Lindenstein: Lear has Frederick Warriors football on right track

Joshua Buck/Times-Call
Frederick football coach Thad Lear is in his 14th season leading the Warriors.

FREDERICK — The story line is familiar to any football coach who has led a prep program in a small Front Range town through the area’s population explosion.

Just as Thad Lear thought his team was ready to turn the corner and become a perennial playoff contender in Class 2A, Frederick High’s enrollment dictated that the Warriors move up to 3A.

The leap year for FHS was 2004. Lear still has a photo of the pre-game coin toss against Niwot that year where every one of the Cougars’ captains towered above their counterparts from Frederick.

FHS went 2-8 that season and 2-8 the next. The Warriors reached the playoffs for the first time in Lear’s tenure in 2006 but then fell off to go 5-5, 2-8 and 4-6 the following three years.

“We just kind of got throttled,” Lear said this week of the jump to 3A. “Kind of philosophically we had to change some things. It’s definitely been a process of growth and change.”

Consider the corner turned (with no move up to 4A in sight for at least a few more years).

The Warriors graduated 17 seniors off of last year’s 7-5 state quarterfinal squad that was the best in school history. All they’ve done this season is one-up that mark with a 9-3 record entering Saturday’s state semifinal game at Windsor.

It’s perhaps fitting that the biggest game of Lear’s tenure yet at Frederick comes at Dudley Field, home of an old Tri-Valley League foe.

The head coach at Frederick for 14 years — just over a third of his life — Lear is a 1988 graduate of Windsor. He quarterbacked playoff teams in 1986 and ’87. His dad, Al, was the coach and led the Wizards to a state title in 1993. Al is now an assistant on Thad’s staff.
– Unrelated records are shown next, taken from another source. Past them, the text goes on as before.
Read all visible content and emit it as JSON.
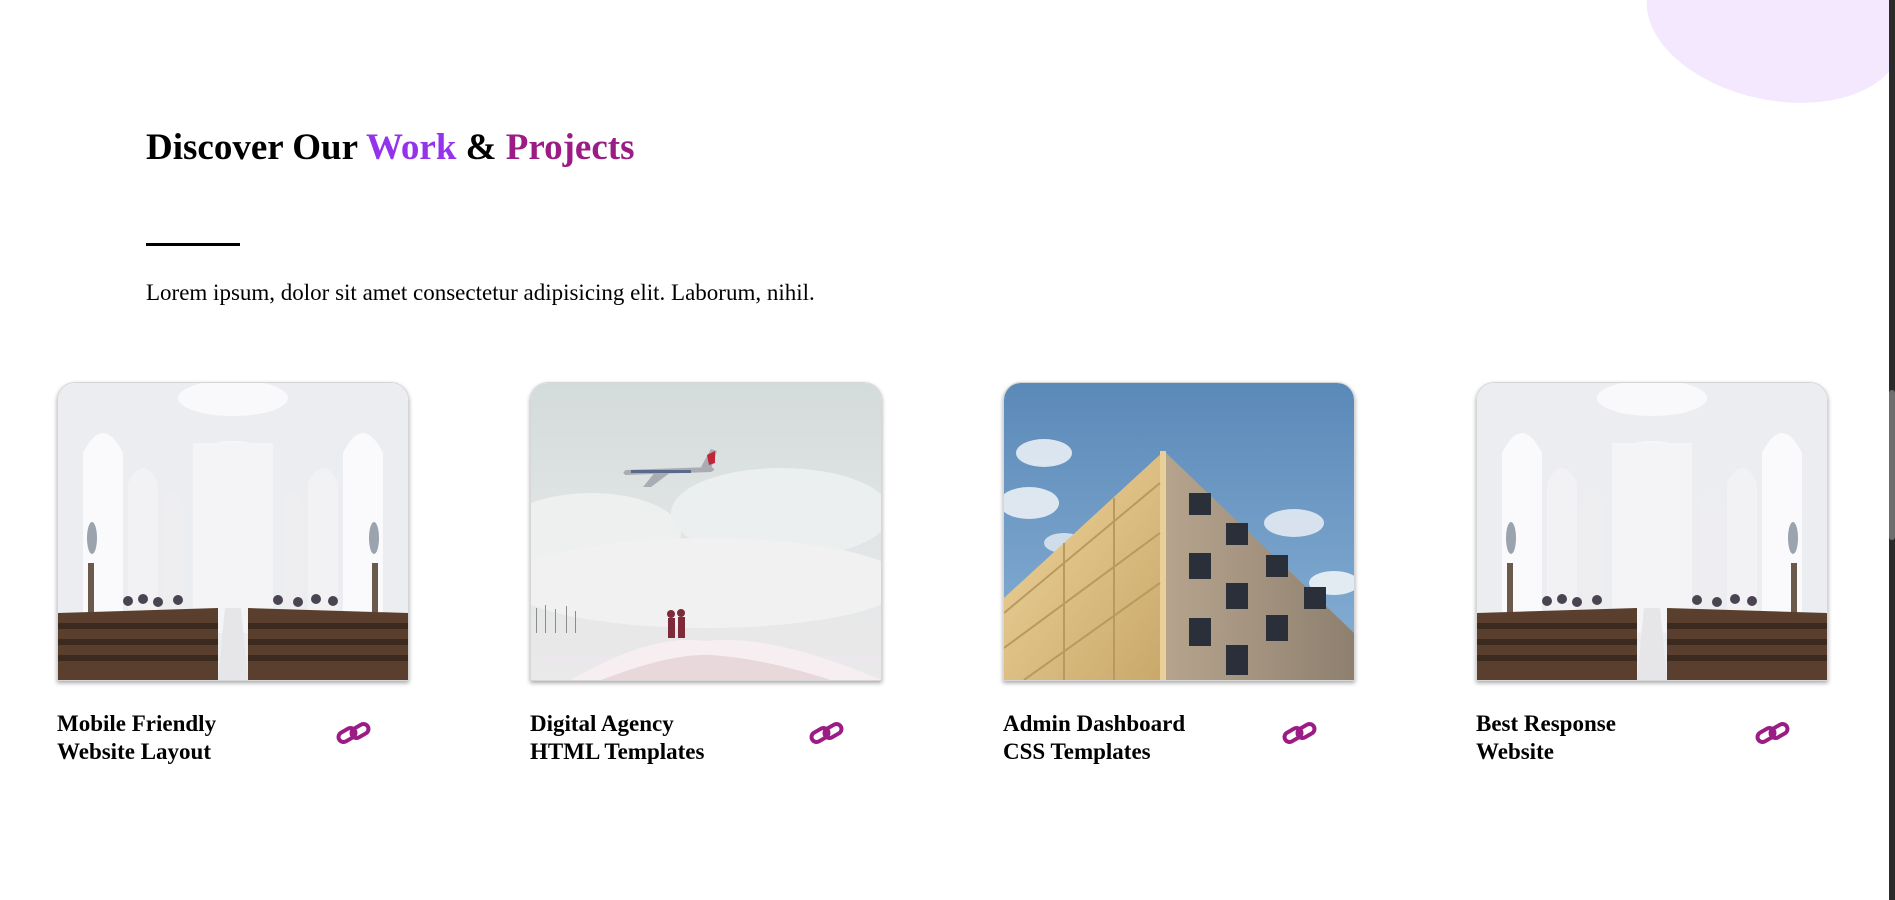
{
  "section": {
    "title": {
      "part1": "Discover Our ",
      "part2": "Work",
      "part3": " & ",
      "part4": "Projects"
    },
    "description": "Lorem ipsum, dolor sit amet consectetur adipisicing elit. Laborum, nihil."
  },
  "colors": {
    "accent_purple": "#9334ea",
    "accent_magenta": "#9c1c86",
    "blob": "#f3e8fd"
  },
  "cards": [
    {
      "image": "church-interior",
      "title_line1": "Mobile Friendly",
      "title_line2": "Website Layout",
      "icon": "link-icon"
    },
    {
      "image": "airplane-over-snow",
      "title_line1": "Digital Agency",
      "title_line2": "HTML Templates",
      "icon": "link-icon"
    },
    {
      "image": "building-corner-sky",
      "title_line1": "Admin Dashboard",
      "title_line2": "CSS Templates",
      "icon": "link-icon"
    },
    {
      "image": "church-interior",
      "title_line1": "Best Response",
      "title_line2": "Website",
      "icon": "link-icon"
    }
  ]
}
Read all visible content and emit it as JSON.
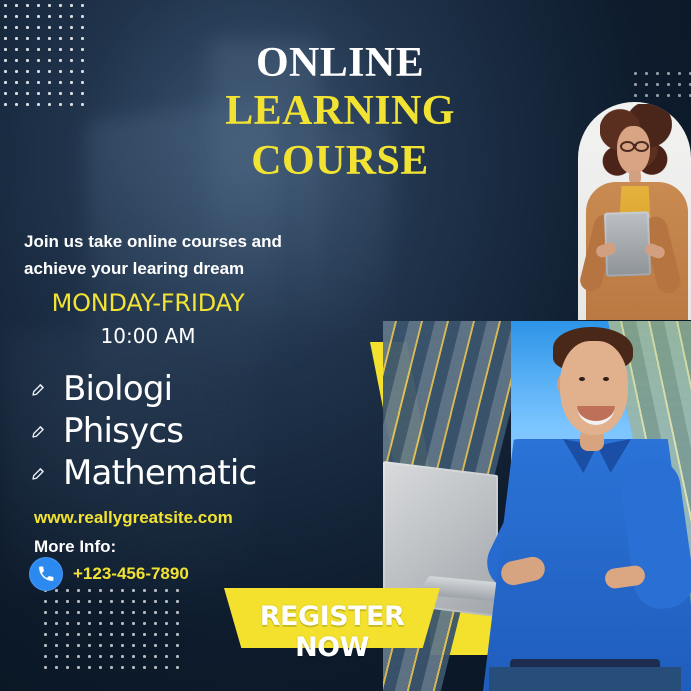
{
  "headline": {
    "line1": "ONLINE",
    "line2": "LEARNING",
    "line3": "COURSE"
  },
  "intro": {
    "line1": "Join us take online courses and",
    "line2": "achieve your learing dream"
  },
  "schedule": {
    "days": "MONDAY-FRIDAY",
    "time": "10:00 AM"
  },
  "subjects": [
    {
      "label": "Biologi",
      "icon": "pencil-icon"
    },
    {
      "label": "Phisycs",
      "icon": "pencil-icon"
    },
    {
      "label": "Mathematic",
      "icon": "pencil-icon"
    }
  ],
  "contact": {
    "website": "www.reallygreatsite.com",
    "more_info": "More Info:",
    "phone": "+123-456-7890",
    "phone_icon": "phone-icon"
  },
  "cta": {
    "label": "REGISTER NOW"
  },
  "colors": {
    "accent": "#f2e332",
    "phone_badge": "#2c89ef",
    "text": "#ffffff",
    "background": "#0b1a2b"
  }
}
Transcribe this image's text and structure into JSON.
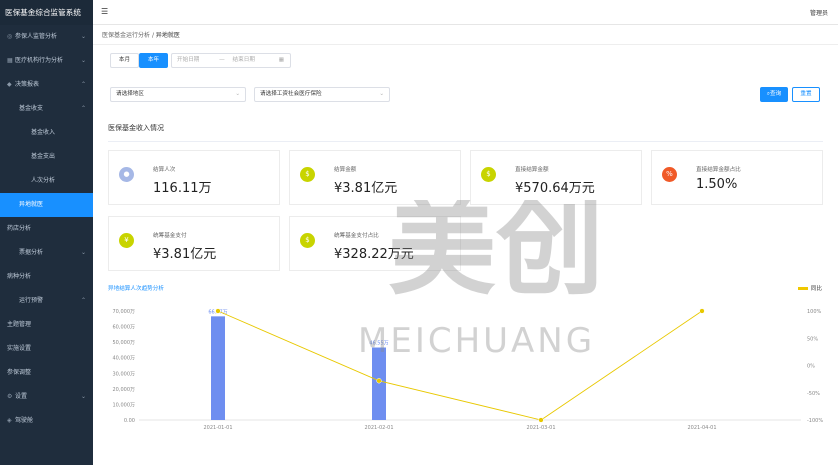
{
  "app": {
    "title": "医保基金综合监管系统",
    "user": "管理员"
  },
  "sidebar": {
    "items": [
      {
        "label": "参保人监管分析",
        "arrow": "⌄"
      },
      {
        "label": "医疗机构行为分析",
        "arrow": "⌄"
      },
      {
        "label": "决策报表",
        "arrow": "⌃"
      },
      {
        "label": "基金收支",
        "arrow": "⌃"
      },
      {
        "label": "基金收入"
      },
      {
        "label": "基金支出"
      },
      {
        "label": "人次分析"
      },
      {
        "label": "异地就医"
      },
      {
        "label": "药店分析"
      },
      {
        "label": "票据分析",
        "arrow": "⌄"
      },
      {
        "label": "病种分析"
      },
      {
        "label": "运行预警",
        "arrow": "⌃"
      },
      {
        "label": "主题管理"
      },
      {
        "label": "实施设置"
      },
      {
        "label": "参保调整"
      },
      {
        "label": "设置",
        "arrow": "⌄"
      },
      {
        "label": "驾驶舱"
      }
    ]
  },
  "breadcrumb": {
    "parent": "医保基金运行分析",
    "sep": "/",
    "current": "异地就医"
  },
  "filters": {
    "month_label": "本月",
    "year_label": "本年",
    "start_placeholder": "开始日期",
    "range_sep": "—",
    "end_placeholder": "结束日期",
    "region_value": "请选择地区",
    "type_value": "请选择工资社会医疗保险",
    "query_label": "查询",
    "reset_label": "重置"
  },
  "section_title": "医保基金收入情况",
  "cards": [
    {
      "label": "结算人次",
      "value": "116.11万",
      "icon": "user-icon",
      "color": "#a6b8e6"
    },
    {
      "label": "结算金额",
      "value": "¥3.81亿元",
      "icon": "money-bag-icon",
      "color": "#c8d400"
    },
    {
      "label": "直接结算金额",
      "value": "¥570.64万元",
      "icon": "money-bag-icon",
      "color": "#c8d400"
    },
    {
      "label": "直接结算金额占比",
      "value": "1.50%",
      "icon": "percent-icon",
      "color": "#f05a28"
    },
    {
      "label": "统筹基金支付",
      "value": "¥3.81亿元",
      "icon": "coin-icon",
      "color": "#c8d400"
    },
    {
      "label": "统筹基金支付占比",
      "value": "¥328.22万元",
      "icon": "money-bag-icon",
      "color": "#c8d400"
    }
  ],
  "chart_title": "异地结算人次趋势分析",
  "legend": {
    "name": "同比"
  },
  "watermark": {
    "text": "美创",
    "sub": "MEICHUANG"
  },
  "chart_data": {
    "type": "bar",
    "categories": [
      "2021-01-01",
      "2021-02-01",
      "2021-03-01",
      "2021-04-01"
    ],
    "series": [
      {
        "name": "结算人次",
        "type": "bar",
        "values": [
          66.57,
          46.55,
          0,
          0
        ],
        "labels": [
          "66.57万",
          "46.55万",
          "",
          ""
        ],
        "color": "#6e8ef0"
      },
      {
        "name": "同比",
        "type": "line",
        "values": [
          100,
          -28,
          -100,
          100
        ],
        "color": "#e8c800"
      }
    ],
    "y_left": {
      "ticks": [
        "0.00",
        "10,000万",
        "20,000万",
        "30,000万",
        "40,000万",
        "50,000万",
        "60,000万",
        "70,000万"
      ],
      "max": 70
    },
    "y_right": {
      "ticks": [
        "-100%",
        "-50%",
        "0%",
        "50%",
        "100%"
      ],
      "min": -100,
      "max": 100
    }
  }
}
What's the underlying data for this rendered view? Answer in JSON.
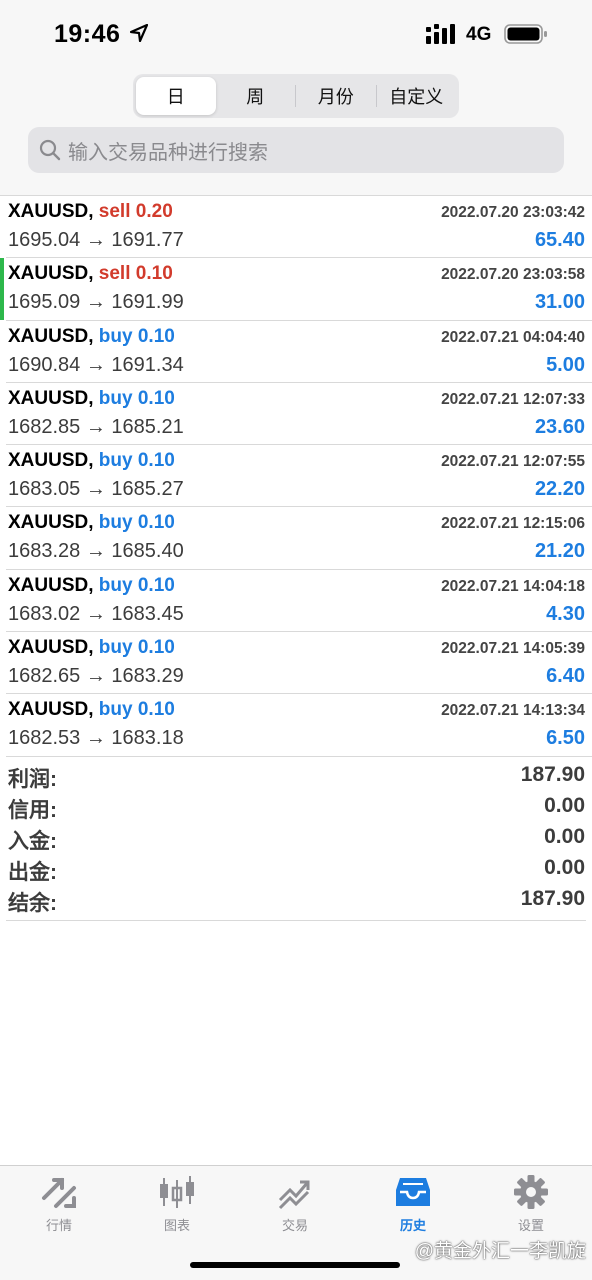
{
  "status_bar": {
    "time": "19:46",
    "network": "4G"
  },
  "segments": [
    "日",
    "周",
    "月份",
    "自定义"
  ],
  "search": {
    "placeholder": "输入交易品种进行搜索"
  },
  "trades": [
    {
      "symbol": "XAUUSD,",
      "side": "sell",
      "volume": "0.20",
      "open": "1695.04",
      "arrow": "→",
      "close": "1691.77",
      "datetime": "2022.07.20 23:03:42",
      "profit": "65.40"
    },
    {
      "symbol": "XAUUSD,",
      "side": "sell",
      "volume": "0.10",
      "open": "1695.09",
      "arrow": "→",
      "close": "1691.99",
      "datetime": "2022.07.20 23:03:58",
      "profit": "31.00"
    },
    {
      "symbol": "XAUUSD,",
      "side": "buy",
      "volume": "0.10",
      "open": "1690.84",
      "arrow": "→",
      "close": "1691.34",
      "datetime": "2022.07.21 04:04:40",
      "profit": "5.00"
    },
    {
      "symbol": "XAUUSD,",
      "side": "buy",
      "volume": "0.10",
      "open": "1682.85",
      "arrow": "→",
      "close": "1685.21",
      "datetime": "2022.07.21 12:07:33",
      "profit": "23.60"
    },
    {
      "symbol": "XAUUSD,",
      "side": "buy",
      "volume": "0.10",
      "open": "1683.05",
      "arrow": "→",
      "close": "1685.27",
      "datetime": "2022.07.21 12:07:55",
      "profit": "22.20"
    },
    {
      "symbol": "XAUUSD,",
      "side": "buy",
      "volume": "0.10",
      "open": "1683.28",
      "arrow": "→",
      "close": "1685.40",
      "datetime": "2022.07.21 12:15:06",
      "profit": "21.20"
    },
    {
      "symbol": "XAUUSD,",
      "side": "buy",
      "volume": "0.10",
      "open": "1683.02",
      "arrow": "→",
      "close": "1683.45",
      "datetime": "2022.07.21 14:04:18",
      "profit": "4.30"
    },
    {
      "symbol": "XAUUSD,",
      "side": "buy",
      "volume": "0.10",
      "open": "1682.65",
      "arrow": "→",
      "close": "1683.29",
      "datetime": "2022.07.21 14:05:39",
      "profit": "6.40"
    },
    {
      "symbol": "XAUUSD,",
      "side": "buy",
      "volume": "0.10",
      "open": "1682.53",
      "arrow": "→",
      "close": "1683.18",
      "datetime": "2022.07.21 14:13:34",
      "profit": "6.50"
    }
  ],
  "summary": [
    {
      "label": "利润:",
      "value": "187.90"
    },
    {
      "label": "信用:",
      "value": "0.00"
    },
    {
      "label": "入金:",
      "value": "0.00"
    },
    {
      "label": "出金:",
      "value": "0.00"
    },
    {
      "label": "结余:",
      "value": "187.90"
    }
  ],
  "tabs": [
    {
      "label": "行情",
      "icon": "quotes-icon"
    },
    {
      "label": "图表",
      "icon": "chart-icon"
    },
    {
      "label": "交易",
      "icon": "trade-icon"
    },
    {
      "label": "历史",
      "icon": "history-icon"
    },
    {
      "label": "设置",
      "icon": "settings-icon"
    }
  ],
  "watermark": "@黄金外汇一李凯旋",
  "colors": {
    "sell": "#d23b2c",
    "buy": "#1d7de0",
    "accent": "#1d7de0",
    "marker": "#2db84b"
  }
}
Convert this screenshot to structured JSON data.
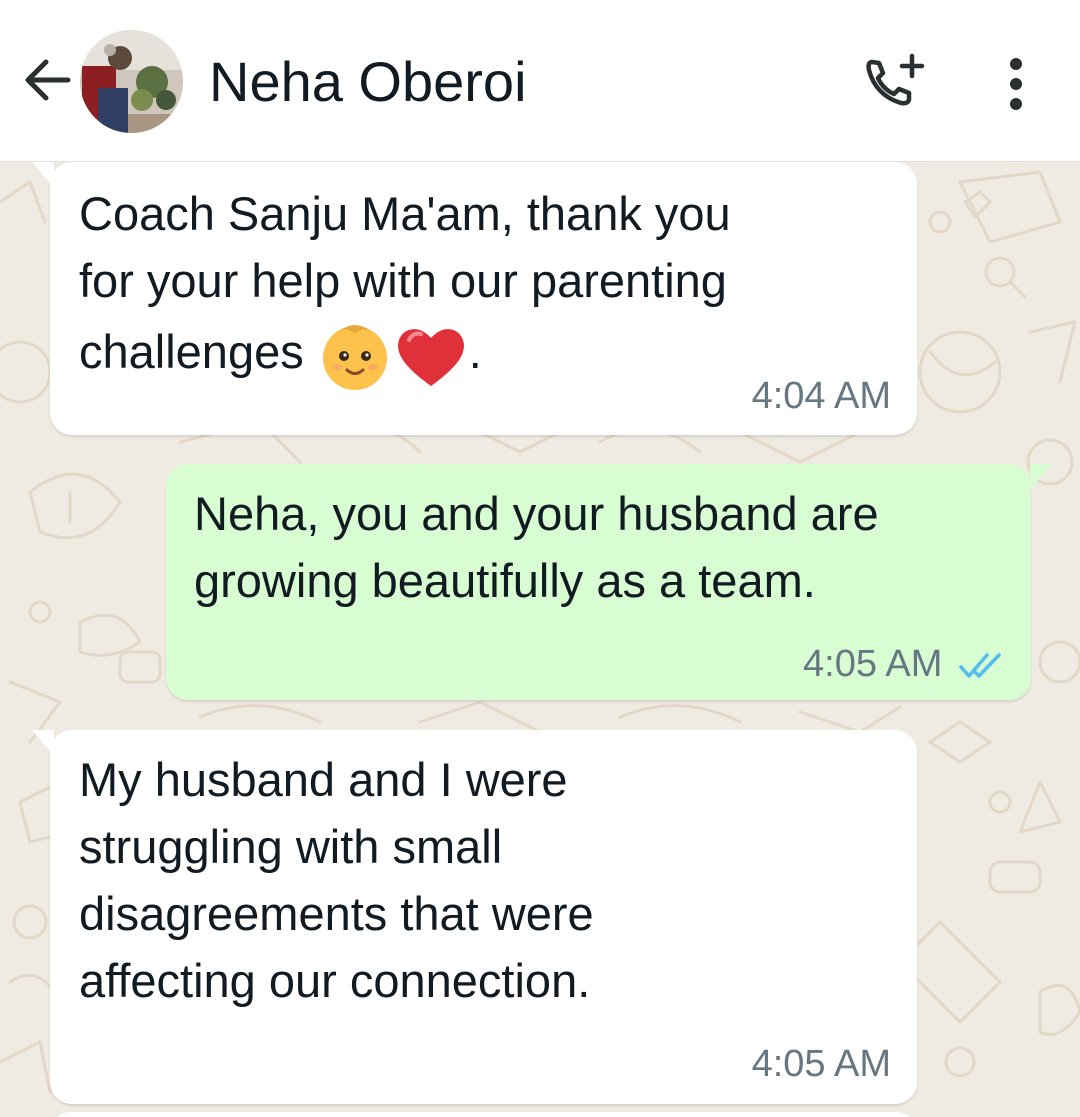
{
  "header": {
    "contact_name": "Neha Oberoi",
    "back_icon": "arrow-left-icon",
    "call_icon": "add-call-icon",
    "menu_icon": "more-vertical-icon"
  },
  "messages": [
    {
      "direction": "incoming",
      "lines": [
        "Coach Sanju Ma'am, thank you",
        "for your help with our parenting"
      ],
      "last_line_text": "challenges ",
      "last_line_suffix": ".",
      "emojis": [
        "baby-face-emoji",
        "red-heart-emoji"
      ],
      "time": "4:04 AM"
    },
    {
      "direction": "outgoing",
      "lines": [
        "Neha, you and your husband are",
        "growing beautifully as a team."
      ],
      "time": "4:05 AM",
      "status": "read",
      "status_icon": "double-check-icon"
    },
    {
      "direction": "incoming",
      "lines": [
        "My husband and I were",
        "struggling with small",
        "disagreements that were",
        "affecting our connection."
      ],
      "time": "4:05 AM"
    }
  ],
  "colors": {
    "incoming_bubble": "#ffffff",
    "outgoing_bubble": "#d9fdd3",
    "chat_background": "#efeae2",
    "read_ticks": "#53bdeb",
    "timestamp": "#667781"
  }
}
But while he acknowledges that road trips to his hometown are always fun, the last person Thad Lear really wants to talk about this week is himself.

“It’s neat,” Lear said. “But this game is not about me and not about my dad. It’s about the kids, everything that they’ve accomplished and everything that they’ve done. We’ve worked hard for them. But they’ve made it very easy to do because they’ve worked so hard for us.

“The kids do all the winning.”

That attitude is one that has helped keep players tuned in even through the tough times.

Lear’s young daughter ran up to him after Saturday’s win and said, “Daddy, your boys listen to you.” But Lear has also gotten a reputation for listening to his players.

Funny and approachable on the sideline, Lear’s leadership style is popular with his current group.

“He’s a great guy,” senior linebacker Jordan King said. “He’s got some good coaches in there. They really know what to do. The guys really connect with him well and learn a lot.”

And at a school where struggles on the gridiron have been a decades-long tradition, Lear’s greatest joy won’t come from who he might have a chance to beat or where the game is played this week but instead from getting the chance to keep seeing his players enjoy success.

Since a 1-4 start a year ago following that 4-6 2009 campaign, the Warriors are 15-4.

“It’s just really special,” Lear said of the current run. “We’ve been a part of the community now for 13 years. Our kids go to school here. It’s special for the team and for the town, not just me as an individual.”